> _What this task involves_
Number of lines with the string "title" in the entries below: report it, and nothing besides.
⟨
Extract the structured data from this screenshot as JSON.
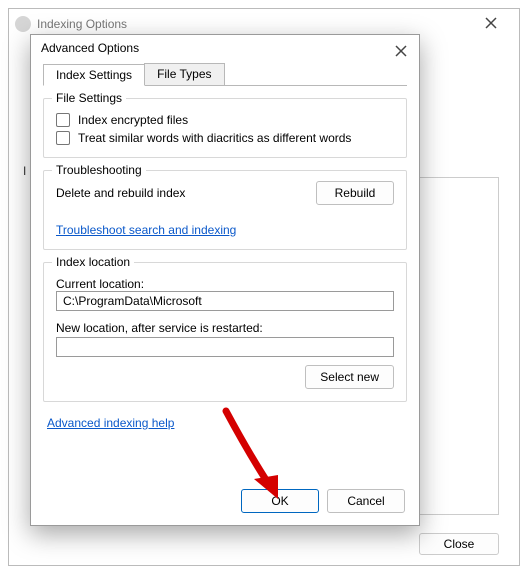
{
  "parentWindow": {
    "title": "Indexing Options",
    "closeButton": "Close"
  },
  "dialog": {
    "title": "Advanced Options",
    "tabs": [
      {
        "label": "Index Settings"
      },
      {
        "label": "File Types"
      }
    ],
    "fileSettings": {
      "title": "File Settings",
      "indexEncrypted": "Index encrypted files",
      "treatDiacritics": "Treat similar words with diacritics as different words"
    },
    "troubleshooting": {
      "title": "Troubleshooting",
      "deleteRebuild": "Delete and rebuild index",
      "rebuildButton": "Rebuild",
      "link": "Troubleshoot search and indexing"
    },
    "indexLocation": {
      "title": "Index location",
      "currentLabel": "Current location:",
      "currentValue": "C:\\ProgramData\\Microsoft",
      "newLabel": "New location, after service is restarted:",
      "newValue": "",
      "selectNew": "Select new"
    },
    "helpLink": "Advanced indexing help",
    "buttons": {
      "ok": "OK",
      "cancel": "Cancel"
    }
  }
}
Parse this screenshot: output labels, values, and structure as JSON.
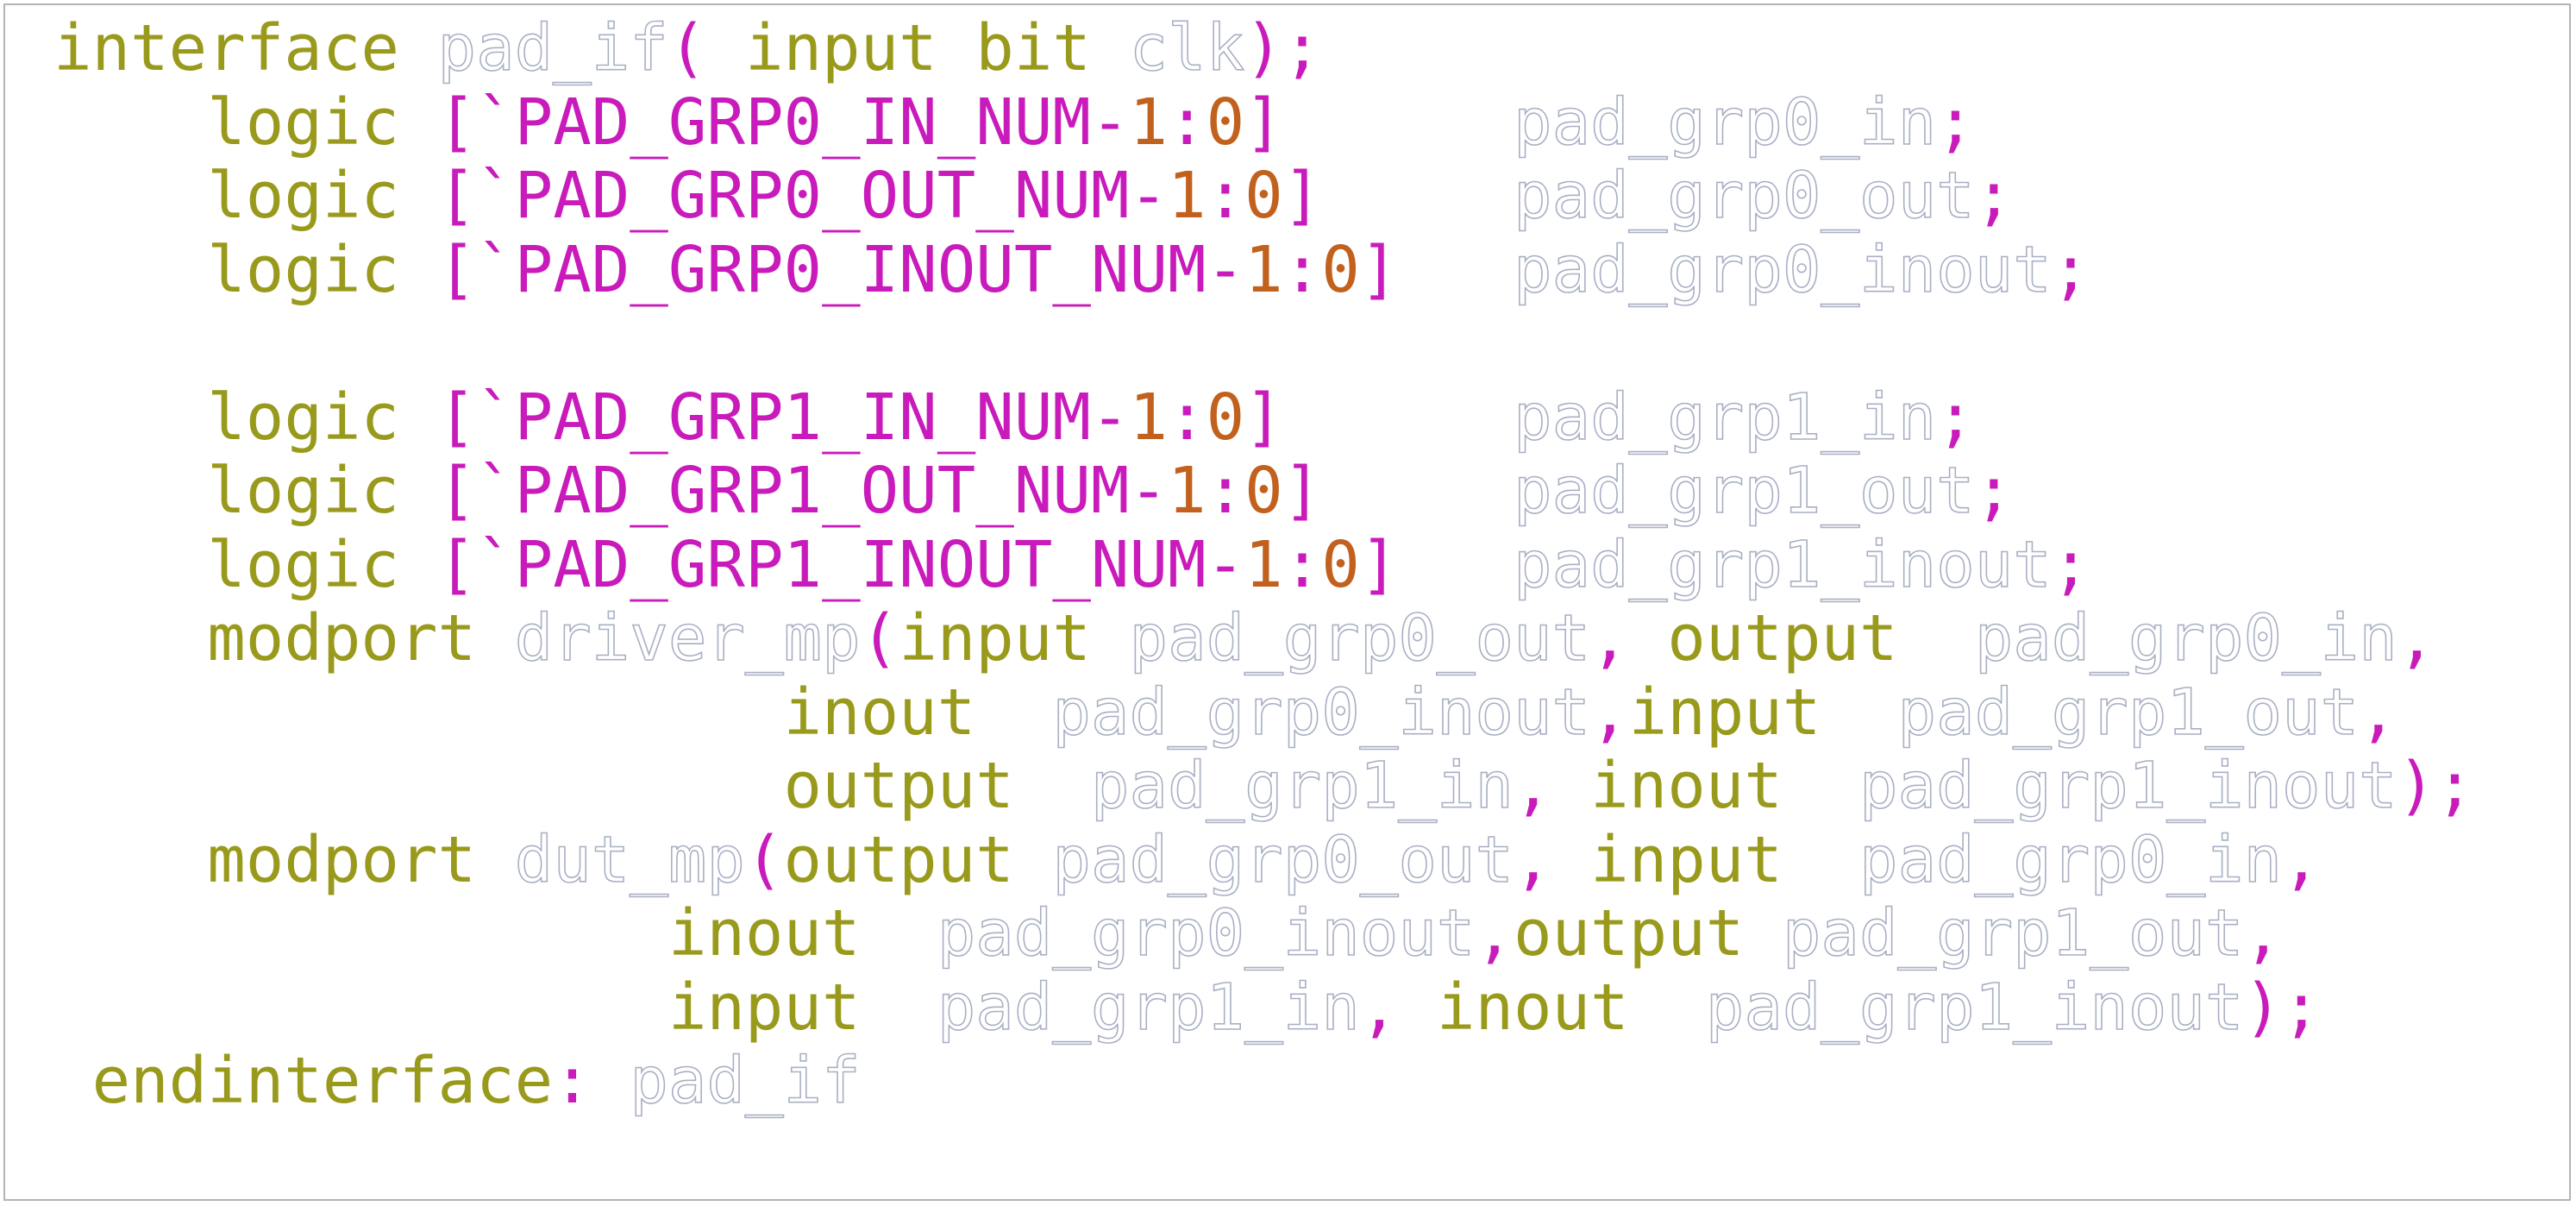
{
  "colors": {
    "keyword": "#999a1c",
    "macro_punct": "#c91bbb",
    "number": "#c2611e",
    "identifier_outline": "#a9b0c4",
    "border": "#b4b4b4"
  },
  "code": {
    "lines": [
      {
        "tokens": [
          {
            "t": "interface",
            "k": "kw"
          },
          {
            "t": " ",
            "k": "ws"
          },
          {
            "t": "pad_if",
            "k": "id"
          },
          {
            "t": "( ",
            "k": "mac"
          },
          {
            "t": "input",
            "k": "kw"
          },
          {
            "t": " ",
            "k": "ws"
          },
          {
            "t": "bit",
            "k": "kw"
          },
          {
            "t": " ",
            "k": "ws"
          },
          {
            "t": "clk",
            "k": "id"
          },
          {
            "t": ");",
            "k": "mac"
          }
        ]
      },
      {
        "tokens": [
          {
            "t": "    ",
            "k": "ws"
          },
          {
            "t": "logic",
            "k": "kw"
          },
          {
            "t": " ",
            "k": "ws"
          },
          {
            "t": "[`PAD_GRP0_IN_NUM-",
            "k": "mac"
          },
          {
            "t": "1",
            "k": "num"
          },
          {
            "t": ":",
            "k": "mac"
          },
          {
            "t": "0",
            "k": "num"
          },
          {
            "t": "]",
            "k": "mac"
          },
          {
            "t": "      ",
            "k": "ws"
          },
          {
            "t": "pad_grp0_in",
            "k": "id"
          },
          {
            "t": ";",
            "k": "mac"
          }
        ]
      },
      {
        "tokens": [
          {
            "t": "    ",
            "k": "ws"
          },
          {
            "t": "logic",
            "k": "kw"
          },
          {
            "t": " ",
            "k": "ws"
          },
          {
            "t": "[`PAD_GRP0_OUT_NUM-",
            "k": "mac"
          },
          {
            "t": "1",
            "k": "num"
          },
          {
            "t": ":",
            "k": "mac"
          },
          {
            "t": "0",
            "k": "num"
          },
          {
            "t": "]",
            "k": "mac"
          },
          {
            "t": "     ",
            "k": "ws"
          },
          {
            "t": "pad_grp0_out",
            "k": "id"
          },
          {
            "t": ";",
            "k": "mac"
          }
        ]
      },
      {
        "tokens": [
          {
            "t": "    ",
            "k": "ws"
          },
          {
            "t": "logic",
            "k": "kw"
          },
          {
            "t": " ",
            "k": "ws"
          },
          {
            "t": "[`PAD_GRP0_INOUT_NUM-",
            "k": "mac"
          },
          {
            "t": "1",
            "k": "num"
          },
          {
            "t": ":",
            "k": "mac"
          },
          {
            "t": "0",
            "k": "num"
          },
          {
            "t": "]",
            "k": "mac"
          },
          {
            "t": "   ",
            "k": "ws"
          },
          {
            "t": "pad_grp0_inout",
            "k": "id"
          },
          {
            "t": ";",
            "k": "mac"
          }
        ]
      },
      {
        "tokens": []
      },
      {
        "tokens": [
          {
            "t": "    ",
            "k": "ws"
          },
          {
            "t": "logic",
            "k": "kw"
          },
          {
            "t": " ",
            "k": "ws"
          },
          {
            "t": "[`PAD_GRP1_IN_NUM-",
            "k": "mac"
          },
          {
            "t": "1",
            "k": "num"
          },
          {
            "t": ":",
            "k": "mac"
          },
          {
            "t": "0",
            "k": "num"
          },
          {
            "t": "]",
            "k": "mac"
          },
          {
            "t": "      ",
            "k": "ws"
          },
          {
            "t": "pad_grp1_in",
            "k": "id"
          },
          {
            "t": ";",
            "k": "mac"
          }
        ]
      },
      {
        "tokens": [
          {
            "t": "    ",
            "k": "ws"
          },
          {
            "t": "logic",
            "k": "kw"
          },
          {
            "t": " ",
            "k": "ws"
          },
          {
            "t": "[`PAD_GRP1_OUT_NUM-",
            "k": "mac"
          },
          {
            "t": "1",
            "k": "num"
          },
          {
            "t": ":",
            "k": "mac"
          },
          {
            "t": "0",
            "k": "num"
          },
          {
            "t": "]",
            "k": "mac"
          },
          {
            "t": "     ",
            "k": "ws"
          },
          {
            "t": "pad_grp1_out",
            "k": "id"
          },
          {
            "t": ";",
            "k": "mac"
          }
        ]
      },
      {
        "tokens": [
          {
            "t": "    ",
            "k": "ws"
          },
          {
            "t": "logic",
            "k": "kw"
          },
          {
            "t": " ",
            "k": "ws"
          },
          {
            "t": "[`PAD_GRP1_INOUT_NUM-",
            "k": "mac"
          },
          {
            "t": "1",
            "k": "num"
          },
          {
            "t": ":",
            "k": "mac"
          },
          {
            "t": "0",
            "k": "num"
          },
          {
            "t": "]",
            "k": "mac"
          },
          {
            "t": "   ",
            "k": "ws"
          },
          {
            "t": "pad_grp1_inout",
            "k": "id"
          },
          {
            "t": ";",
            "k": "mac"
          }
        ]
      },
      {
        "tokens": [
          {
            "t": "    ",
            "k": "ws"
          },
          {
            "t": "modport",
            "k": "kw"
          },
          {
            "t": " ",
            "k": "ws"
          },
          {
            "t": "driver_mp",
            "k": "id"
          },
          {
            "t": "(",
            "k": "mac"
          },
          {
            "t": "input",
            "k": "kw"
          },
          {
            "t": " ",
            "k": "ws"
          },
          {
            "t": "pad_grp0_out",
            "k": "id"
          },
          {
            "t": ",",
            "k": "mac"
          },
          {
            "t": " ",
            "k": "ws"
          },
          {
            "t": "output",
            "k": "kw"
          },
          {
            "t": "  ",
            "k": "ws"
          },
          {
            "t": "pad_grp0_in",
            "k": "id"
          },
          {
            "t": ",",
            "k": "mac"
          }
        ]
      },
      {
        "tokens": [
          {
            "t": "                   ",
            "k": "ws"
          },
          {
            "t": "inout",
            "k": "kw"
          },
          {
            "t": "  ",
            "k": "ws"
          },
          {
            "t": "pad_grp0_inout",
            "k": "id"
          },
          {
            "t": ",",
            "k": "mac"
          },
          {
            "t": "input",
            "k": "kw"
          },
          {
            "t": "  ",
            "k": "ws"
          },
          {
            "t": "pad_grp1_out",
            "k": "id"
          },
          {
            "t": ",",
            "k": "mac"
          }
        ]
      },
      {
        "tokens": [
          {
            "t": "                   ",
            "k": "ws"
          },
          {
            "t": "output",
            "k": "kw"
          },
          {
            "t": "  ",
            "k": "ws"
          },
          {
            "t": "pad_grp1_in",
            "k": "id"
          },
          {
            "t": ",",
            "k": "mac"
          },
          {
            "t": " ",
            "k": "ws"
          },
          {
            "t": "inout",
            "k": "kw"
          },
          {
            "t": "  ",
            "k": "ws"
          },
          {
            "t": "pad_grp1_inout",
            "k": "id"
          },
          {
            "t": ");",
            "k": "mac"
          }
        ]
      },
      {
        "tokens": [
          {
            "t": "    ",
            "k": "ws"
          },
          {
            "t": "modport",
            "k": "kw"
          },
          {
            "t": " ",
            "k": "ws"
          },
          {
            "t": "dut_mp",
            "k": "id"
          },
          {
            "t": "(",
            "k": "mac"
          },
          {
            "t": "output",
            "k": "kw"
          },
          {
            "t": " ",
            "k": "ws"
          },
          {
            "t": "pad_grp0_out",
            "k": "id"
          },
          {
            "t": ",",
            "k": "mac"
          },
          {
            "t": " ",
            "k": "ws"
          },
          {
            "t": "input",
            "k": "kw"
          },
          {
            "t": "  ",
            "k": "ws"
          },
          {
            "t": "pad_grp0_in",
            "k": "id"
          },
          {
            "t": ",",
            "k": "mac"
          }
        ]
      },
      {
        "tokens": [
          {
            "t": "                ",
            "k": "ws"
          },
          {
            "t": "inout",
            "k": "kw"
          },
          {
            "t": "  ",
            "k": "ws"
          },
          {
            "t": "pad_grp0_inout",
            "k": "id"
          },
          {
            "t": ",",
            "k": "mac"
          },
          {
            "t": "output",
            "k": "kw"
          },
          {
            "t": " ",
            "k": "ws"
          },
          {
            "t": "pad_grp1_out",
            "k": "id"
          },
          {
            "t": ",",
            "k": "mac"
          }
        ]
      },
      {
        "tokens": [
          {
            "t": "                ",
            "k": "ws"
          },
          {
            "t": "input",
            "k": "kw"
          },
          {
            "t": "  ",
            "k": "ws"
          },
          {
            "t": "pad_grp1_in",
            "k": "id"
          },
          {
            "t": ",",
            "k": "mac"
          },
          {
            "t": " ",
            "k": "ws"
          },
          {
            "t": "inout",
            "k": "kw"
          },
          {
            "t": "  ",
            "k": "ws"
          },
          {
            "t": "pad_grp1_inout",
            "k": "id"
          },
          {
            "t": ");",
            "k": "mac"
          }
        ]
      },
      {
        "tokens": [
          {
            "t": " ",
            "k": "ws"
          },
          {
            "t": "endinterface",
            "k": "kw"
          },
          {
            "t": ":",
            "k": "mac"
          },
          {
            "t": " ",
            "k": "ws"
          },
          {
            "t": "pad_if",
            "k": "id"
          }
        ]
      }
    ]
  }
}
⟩
> _Exercise result_
5